Tuesday, October 06, 2009

Shoyu-jiru (Soup with Shoyu base)

Shoyu-jiru is a northern thing. I've been comparing different versions, and decided that I prefer a straight shoyu broth, with no sake or mirin. Since this is a clear soup, it's surprisingly colorful and cheery. No tricks, just simmer away!


4 c (800 ml) konbu or niboshi dashi or water (water is fine if you are going to use chicken or satsuma-age/chikuwa etc.)

2 T shoyu (taste before serving, you may prefer a little more)

Stuff to go in the soup...you should have a hearty bowl of bits and pieces, just covered with broth:



Konnyaku - I like it cubed for this dish

Fu (gluten): use slices of fried fresh fu (abura-fu) if you can get it, or sheets of pressed fu or other dried fu, soaked in warm water about 10 mins, then squeezed dry and sliced.

Seasonal and optional items:

Chicken pieces (or less traditional but useful, chikuwa)

Sweet potato (soak slices or cubes in water and rub in the water to loosen surface starch - color will be much brighter when cooked)

Burdock root (gobo)

wakegi or Dividing onions such as naga-negi

Greens: komatsuna or chingen-sai - best added at the end, to retain bright color.

Sato-imo - peel thickly and parboil in one or two changes of water before adding to soup.

Eggplant - tends to look awful in miso-soup, but is fine in shoyu broth!

Grilled mochi turns this soup into a regional o-zouni for New Year.

Toppings - finely chopped negi in winter, myouga in summer.

The Thoroughly Modern Inari-zushi

This is strrraight (well, roughly) from NHK's "Tameshite Gatten" version, because it works. Recently, I've thought that inari-zushi were too sweet...but if you tone them down, they are too bland. When I read the NHK version, I immediately noticed the sushi rice - NO SUGAR! Aha! 

I do sometimes make sushi rice with no sugar, and I'm convinced that the sweetness of modern sushi rice has a lot to do with how long the sushi sits around after being made, and also the move away from salad-type homestyle chirashi-zushi, or sushi wrapped in tofu or leaves to the eye appeal and easy serving of nigiri and maki. No-sugar sushi rice doesn't stick together as well, and can get dry...but that's no problem with inari-zushi, and the fresh taste of vinegar is perfect with fried tofu pouches with the traditional strong flavor.

These are tasty but not cloying, perfect picnic and bento food, and a very good dinner with shira-ae (tofu-dressing and vegetables) and vegetable soup in a shoyu broth.

Sushi Rice for Inari-zushi

Per 2 cups (Japanese rice cup measure) of rice:

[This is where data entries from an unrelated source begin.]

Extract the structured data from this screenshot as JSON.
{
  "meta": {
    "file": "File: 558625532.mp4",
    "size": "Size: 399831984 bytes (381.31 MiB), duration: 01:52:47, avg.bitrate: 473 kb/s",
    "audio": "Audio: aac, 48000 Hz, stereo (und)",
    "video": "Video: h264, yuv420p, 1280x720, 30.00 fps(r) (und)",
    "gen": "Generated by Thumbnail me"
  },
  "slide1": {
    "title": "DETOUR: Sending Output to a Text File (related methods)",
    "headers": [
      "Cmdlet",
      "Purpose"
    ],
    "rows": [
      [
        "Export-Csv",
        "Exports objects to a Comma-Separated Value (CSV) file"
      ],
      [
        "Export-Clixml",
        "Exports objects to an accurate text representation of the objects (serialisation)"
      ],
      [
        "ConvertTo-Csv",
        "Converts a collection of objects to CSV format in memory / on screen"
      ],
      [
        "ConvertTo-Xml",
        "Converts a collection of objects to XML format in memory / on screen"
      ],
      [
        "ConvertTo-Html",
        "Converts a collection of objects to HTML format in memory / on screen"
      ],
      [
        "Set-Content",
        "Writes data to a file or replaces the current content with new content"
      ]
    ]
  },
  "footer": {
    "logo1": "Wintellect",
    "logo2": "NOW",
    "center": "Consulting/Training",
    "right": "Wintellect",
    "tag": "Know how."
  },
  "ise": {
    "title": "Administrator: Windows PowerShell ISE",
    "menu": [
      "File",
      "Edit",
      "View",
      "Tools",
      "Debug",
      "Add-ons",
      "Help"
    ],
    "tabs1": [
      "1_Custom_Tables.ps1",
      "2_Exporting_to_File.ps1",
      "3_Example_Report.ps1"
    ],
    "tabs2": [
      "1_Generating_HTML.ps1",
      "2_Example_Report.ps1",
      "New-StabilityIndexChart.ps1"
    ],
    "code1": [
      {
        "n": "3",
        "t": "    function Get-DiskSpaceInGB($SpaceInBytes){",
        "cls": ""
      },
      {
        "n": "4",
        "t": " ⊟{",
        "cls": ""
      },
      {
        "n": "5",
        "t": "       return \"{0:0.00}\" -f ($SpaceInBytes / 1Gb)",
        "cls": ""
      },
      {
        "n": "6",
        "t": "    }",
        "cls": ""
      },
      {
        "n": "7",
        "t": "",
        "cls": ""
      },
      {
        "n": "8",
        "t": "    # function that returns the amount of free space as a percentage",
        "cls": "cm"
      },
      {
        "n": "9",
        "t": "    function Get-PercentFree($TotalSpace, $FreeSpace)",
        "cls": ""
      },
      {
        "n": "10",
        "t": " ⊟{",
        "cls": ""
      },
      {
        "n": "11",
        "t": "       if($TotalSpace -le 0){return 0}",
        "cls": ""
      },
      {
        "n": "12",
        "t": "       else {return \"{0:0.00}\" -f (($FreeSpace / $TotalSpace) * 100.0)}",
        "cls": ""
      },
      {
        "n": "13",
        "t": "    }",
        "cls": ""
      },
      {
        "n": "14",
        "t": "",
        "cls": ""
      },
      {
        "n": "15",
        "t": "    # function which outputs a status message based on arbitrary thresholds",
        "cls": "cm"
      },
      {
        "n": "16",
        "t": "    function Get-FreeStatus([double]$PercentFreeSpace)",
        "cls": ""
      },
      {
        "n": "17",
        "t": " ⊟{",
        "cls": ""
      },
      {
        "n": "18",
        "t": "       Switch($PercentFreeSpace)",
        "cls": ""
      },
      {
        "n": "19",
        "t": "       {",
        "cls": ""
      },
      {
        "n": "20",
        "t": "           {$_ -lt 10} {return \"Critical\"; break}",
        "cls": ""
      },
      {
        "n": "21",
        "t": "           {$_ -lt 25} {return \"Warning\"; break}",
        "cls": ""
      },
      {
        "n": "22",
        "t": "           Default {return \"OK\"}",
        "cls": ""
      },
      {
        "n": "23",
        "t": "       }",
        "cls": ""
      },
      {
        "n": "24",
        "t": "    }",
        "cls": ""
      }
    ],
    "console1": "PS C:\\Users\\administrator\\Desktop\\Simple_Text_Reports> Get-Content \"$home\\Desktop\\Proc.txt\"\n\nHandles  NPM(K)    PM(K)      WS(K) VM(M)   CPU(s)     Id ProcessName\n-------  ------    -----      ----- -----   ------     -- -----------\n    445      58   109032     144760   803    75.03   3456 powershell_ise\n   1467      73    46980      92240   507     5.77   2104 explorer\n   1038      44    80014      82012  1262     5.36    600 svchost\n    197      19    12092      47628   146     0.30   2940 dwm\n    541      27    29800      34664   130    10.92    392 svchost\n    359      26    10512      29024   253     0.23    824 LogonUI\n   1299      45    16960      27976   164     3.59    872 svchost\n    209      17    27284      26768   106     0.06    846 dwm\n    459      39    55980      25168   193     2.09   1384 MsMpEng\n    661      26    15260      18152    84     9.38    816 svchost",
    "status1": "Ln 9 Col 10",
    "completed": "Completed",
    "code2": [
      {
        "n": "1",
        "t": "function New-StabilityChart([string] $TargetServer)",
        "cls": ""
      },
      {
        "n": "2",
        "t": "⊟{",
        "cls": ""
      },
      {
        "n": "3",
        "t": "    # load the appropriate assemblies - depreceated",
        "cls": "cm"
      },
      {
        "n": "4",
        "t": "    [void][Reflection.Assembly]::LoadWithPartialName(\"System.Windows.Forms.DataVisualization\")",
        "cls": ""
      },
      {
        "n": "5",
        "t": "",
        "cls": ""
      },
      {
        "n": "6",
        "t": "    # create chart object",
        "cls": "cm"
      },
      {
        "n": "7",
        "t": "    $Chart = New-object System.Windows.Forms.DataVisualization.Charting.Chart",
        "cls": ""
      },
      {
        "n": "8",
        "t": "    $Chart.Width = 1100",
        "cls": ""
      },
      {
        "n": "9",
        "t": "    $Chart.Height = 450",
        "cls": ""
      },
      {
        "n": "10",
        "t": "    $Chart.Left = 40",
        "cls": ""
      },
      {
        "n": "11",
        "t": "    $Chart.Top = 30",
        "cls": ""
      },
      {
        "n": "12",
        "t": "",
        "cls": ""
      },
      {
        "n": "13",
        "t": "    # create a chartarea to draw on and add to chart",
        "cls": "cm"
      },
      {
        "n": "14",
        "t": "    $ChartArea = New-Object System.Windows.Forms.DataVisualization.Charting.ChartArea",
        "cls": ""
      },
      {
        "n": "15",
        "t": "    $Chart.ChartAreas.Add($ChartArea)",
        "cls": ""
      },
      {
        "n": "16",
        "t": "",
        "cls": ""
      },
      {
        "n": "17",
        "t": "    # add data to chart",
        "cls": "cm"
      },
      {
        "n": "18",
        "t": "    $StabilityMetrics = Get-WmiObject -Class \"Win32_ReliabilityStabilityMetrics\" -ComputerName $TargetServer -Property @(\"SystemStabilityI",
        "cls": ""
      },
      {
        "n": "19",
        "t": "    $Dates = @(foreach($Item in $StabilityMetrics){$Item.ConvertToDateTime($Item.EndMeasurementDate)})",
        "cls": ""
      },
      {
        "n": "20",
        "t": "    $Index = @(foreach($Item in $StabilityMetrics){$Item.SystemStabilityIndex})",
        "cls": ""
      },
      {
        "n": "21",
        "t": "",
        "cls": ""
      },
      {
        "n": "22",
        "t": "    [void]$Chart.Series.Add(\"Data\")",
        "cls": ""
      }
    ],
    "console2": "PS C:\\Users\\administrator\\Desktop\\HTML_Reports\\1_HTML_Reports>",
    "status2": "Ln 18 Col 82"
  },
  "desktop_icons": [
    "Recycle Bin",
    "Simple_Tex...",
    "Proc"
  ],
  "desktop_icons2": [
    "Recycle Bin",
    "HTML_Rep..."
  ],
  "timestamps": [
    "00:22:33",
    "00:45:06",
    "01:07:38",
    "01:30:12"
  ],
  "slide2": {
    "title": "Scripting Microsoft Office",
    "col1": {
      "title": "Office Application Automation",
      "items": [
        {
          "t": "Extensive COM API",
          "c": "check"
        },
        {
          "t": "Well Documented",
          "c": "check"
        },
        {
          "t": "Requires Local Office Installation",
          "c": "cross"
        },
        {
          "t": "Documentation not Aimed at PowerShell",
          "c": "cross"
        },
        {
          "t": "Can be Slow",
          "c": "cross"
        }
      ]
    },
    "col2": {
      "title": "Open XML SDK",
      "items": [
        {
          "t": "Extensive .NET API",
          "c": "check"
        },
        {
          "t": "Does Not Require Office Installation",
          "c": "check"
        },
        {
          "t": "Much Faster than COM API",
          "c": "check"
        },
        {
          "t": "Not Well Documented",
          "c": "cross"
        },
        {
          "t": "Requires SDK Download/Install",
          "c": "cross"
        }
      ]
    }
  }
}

75 ml rice vinegar

scant t salt (4 g - bit less  is OK if using 1 T red pickled ginger, finely chopped)

1 T finely chopped red pickled ginger (the cheap type you buy pre-shredded)

1 T toasted black sesame seeds

Alternatives - finely chopped green shiba-zuke (cheap type), 1 t salt-pickled sansho seeds, white toasted sesame seeds plus finely shredded green shiso leaves.

Inari-zushi Pouches

3 slices thin fried tofu (aburage, usu-age)  1 pack - 6 pouches if pre-cut.

The cheap type are thinner and better for this dish than expensive products! Make plenty, these freeze well. If not prepared for inari-zushi, pop the aburage on a chopping board and use a rolling pin or several long chopsticks to roll back and forth a few times - this loosens the two layers. Cut in half into two squares, then gently pull apart to make pouches.

simmer 3 minutes in plenty of water, then drain. Use a saucer, drop-lid, or large strainer/colander to keep tofu under the surface of the water.

In clean pan, heat till dissolved:

5 T sugar (about 1/3 J cup)

3 T shoyu (1/4 J cup)

300 ml water

Replace aburage, and use some kind of drop lid, and simmer till liquid has almost gone. If you want, you can leave them overnight for flavor to penetrate fully, and reheat before using next day, but they are perfectly tasty used straight away.

I don't squeeze them, but lay them to drain on a cake cooler or kitchen paper etc.

With wet hands, take 2 small T of rice and gently squeeze to make a ping-pong sized rice ball. Pop into the pouches, pressing into corners if you feel you must, then lay upside down on serving plate so that the opening doesn't show.